John Paul Penry, brain damaged from birth, experienced extreme abuse during childhood that exacerbated his mental condition. Penry’s mother brutally beat him, breaking his arms, dipping him in scalding water, and burning him with cigarettes. She often locked him in his room without food, water, or sanitary facilities for twelve to fourteen hours at a time and then beat him when he could not help but relieve himself in his room, many times forcing him to eat his own feces and drink his urine (Fellner). Penry dropped out of school during first grade, and as an adult his mental age was equivalent to that of an average six-and-a-half-year-old--his IQ measuring at a score between 50 and 63, and categorizing his mental retardation as mild to moderate (Weier 45).
In 1979, twenty-two-year-old Penry was convicted and found guilty of raping, beating, and stabbing Pamela Mosely Carpenter to death with a pair of scissors in Livingston, Texas. A psychiatrist testified during Penry’s competency hearing that Penry scored at an IQ of 54, pointed out his equivalent mental age, and claimed that he possessed the social maturity of an average nine- to ten-year-old. Penry’s lawyers followed these arguments with an appeal to the court that there was “an emerging national consensus against executing the retarded,” but Justice O’Connor, in writing for the five-person majority, found that Penry was competent enough to stand trial, consult rationally with his defense, and understand the proceedings against him (Weier 45). She also noted that there was no evidence of a national consensus against imposing the death penalty on mentally retarded criminals. In addition, the Supreme Court ruled that Penry’s Eighth Amendment right was violated because the jury was not informed that they could consider mental retardation as a mitigating factor during sentencing, and, in 1990, Texas retried Penry. He was again found guilty and received the death penalty.

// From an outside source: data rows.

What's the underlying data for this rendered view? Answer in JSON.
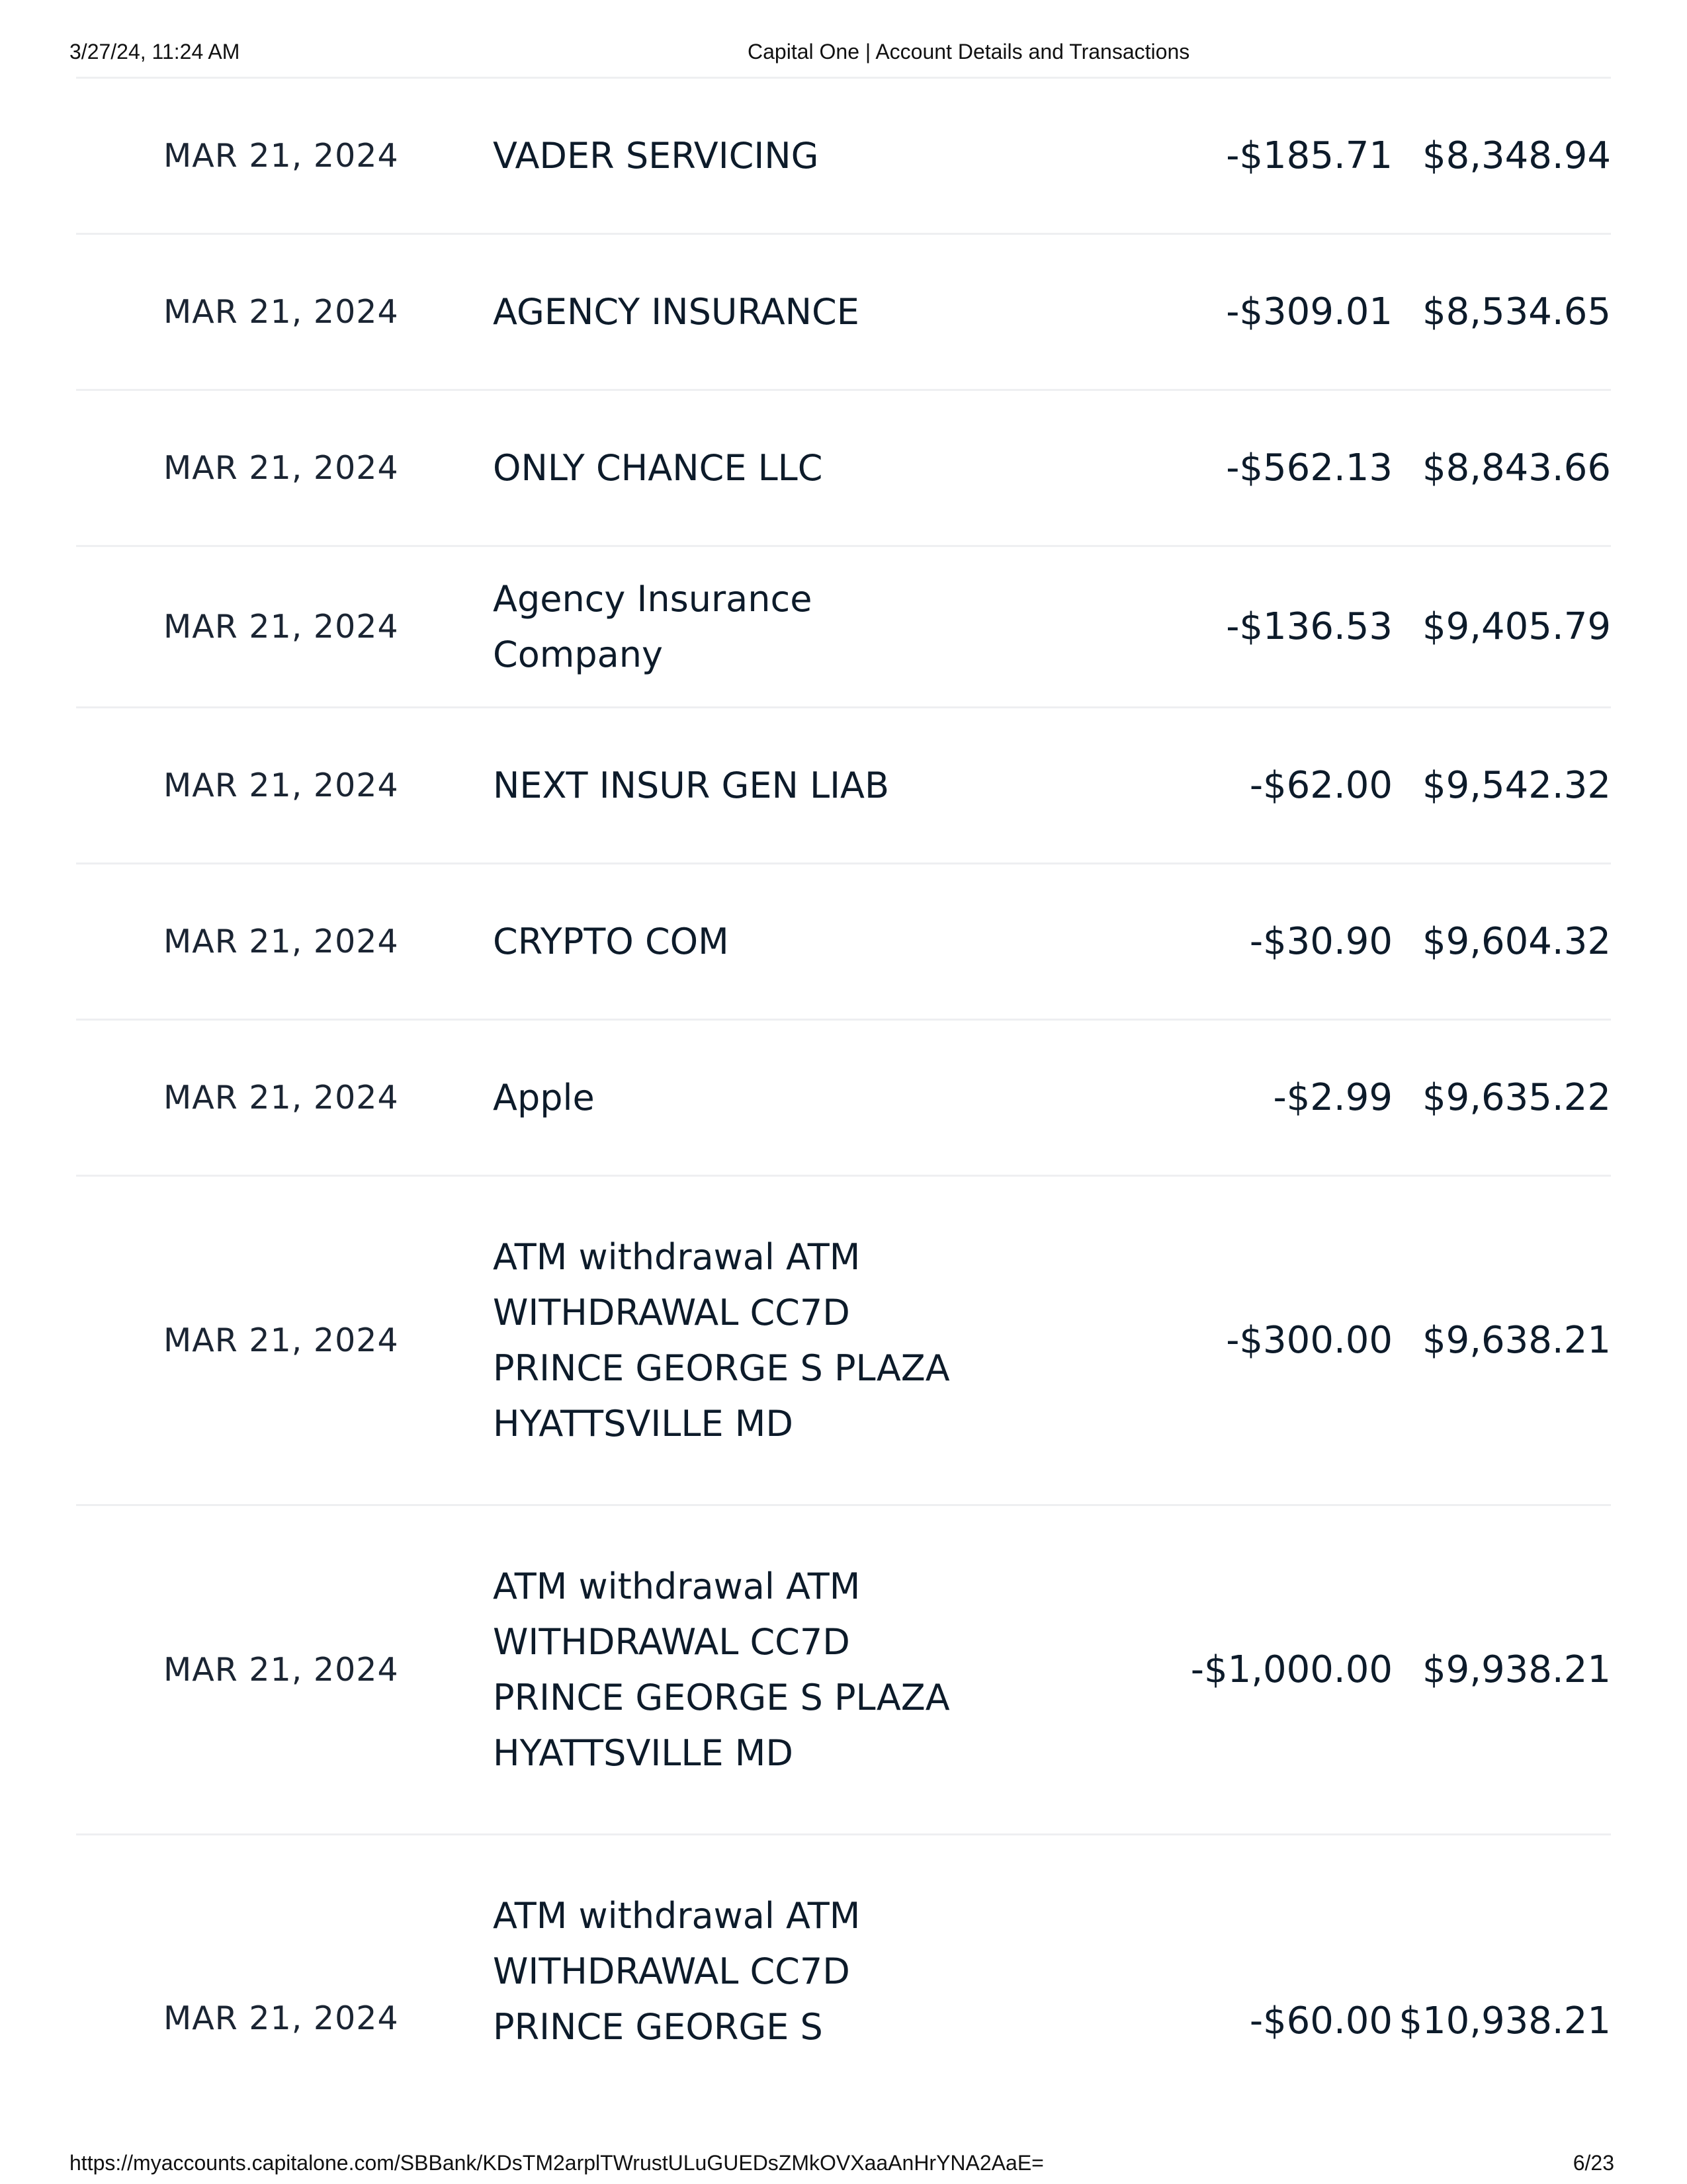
{
  "print_header": {
    "datetime": "3/27/24, 11:24 AM",
    "title": "Capital One | Account Details and Transactions"
  },
  "print_footer": {
    "url": "https://myaccounts.capitalone.com/SBBank/KDsTM2arplTWrustULuGUEDsZMkOVXaaAnHrYNA2AaE=",
    "page": "6/23"
  },
  "transactions": [
    {
      "date": "MAR 21, 2024",
      "description": "VADER SERVICING",
      "amount": "-$185.71",
      "balance": "$8,348.94"
    },
    {
      "date": "MAR 21, 2024",
      "description": "AGENCY INSURANCE",
      "amount": "-$309.01",
      "balance": "$8,534.65"
    },
    {
      "date": "MAR 21, 2024",
      "description": "ONLY CHANCE LLC",
      "amount": "-$562.13",
      "balance": "$8,843.66"
    },
    {
      "date": "MAR 21, 2024",
      "description": "Agency Insurance Company",
      "amount": "-$136.53",
      "balance": "$9,405.79"
    },
    {
      "date": "MAR 21, 2024",
      "description": "NEXT INSUR GEN LIAB",
      "amount": "-$62.00",
      "balance": "$9,542.32"
    },
    {
      "date": "MAR 21, 2024",
      "description": "CRYPTO COM",
      "amount": "-$30.90",
      "balance": "$9,604.32"
    },
    {
      "date": "MAR 21, 2024",
      "description": "Apple",
      "amount": "-$2.99",
      "balance": "$9,635.22"
    },
    {
      "date": "MAR 21, 2024",
      "description": "ATM withdrawal ATM WITHDRAWAL CC7D PRINCE GEORGE S PLAZA HYATTSVILLE MD",
      "amount": "-$300.00",
      "balance": "$9,638.21"
    },
    {
      "date": "MAR 21, 2024",
      "description": "ATM withdrawal ATM WITHDRAWAL CC7D PRINCE GEORGE S PLAZA HYATTSVILLE MD",
      "amount": "-$1,000.00",
      "balance": "$9,938.21"
    },
    {
      "date": "MAR 21, 2024",
      "description": "ATM withdrawal ATM WITHDRAWAL CC7D PRINCE GEORGE S",
      "amount": "-$60.00",
      "balance": "$10,938.21"
    }
  ]
}
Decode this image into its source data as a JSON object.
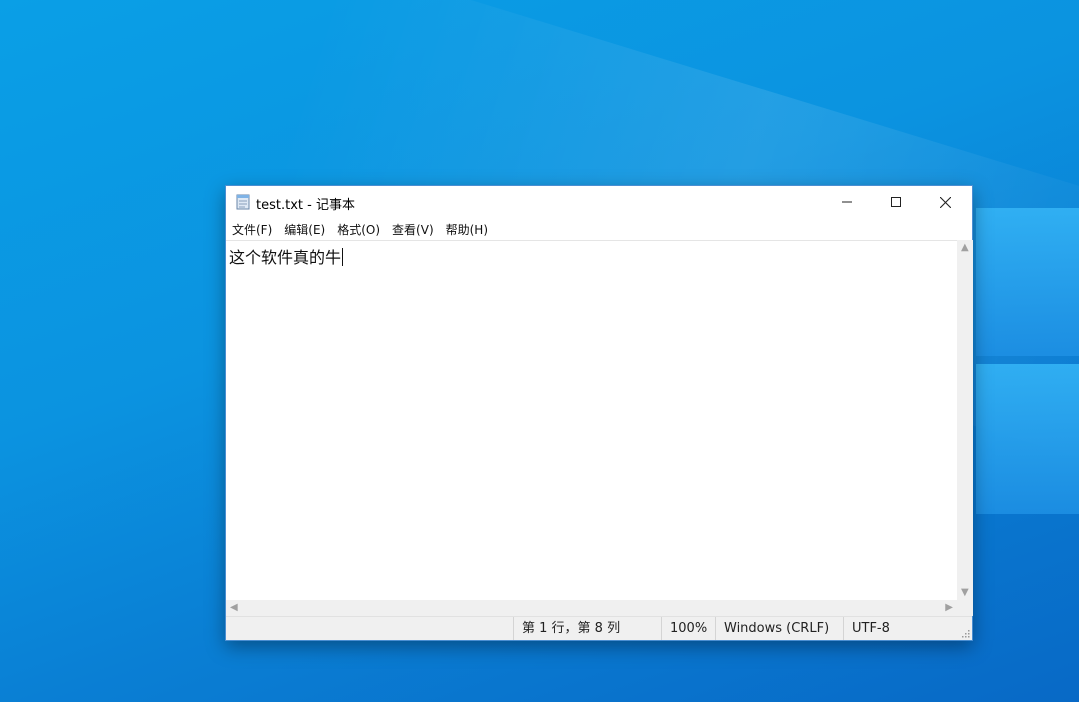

In 2000, Penry appealed to the Supreme Court, arguing that his Fifth Amendment right was violated when a portion of an old psychiatric report was used in his 1990 retrial. During a 1977 trial in which Penry was arrested in connection with another rape, the state provided Penry with a psychiatrist to determine Penry’s competency. In Penry’s 2000 appeal, he argued that the psychiatrist was an “agent of the state,” and the prosecution’s use of the report during the 1990 retrial violated his right against self-incrimination. Penry also claimed that jury instructions were again inadequate (Weier 46). In 2001, the Supreme Court, in Penry v. Johnson, found that Penry’s Fifth Amendment right was not violated, but sent the case back to trial courts because, once again, the jury was not given appropriate instructions during sentencing about how to consider mental retardation as a mitigating factor. It was at this time that the second of the landmark cases, Atkins v. Virginia, garnered national attention. Continued on Next Page »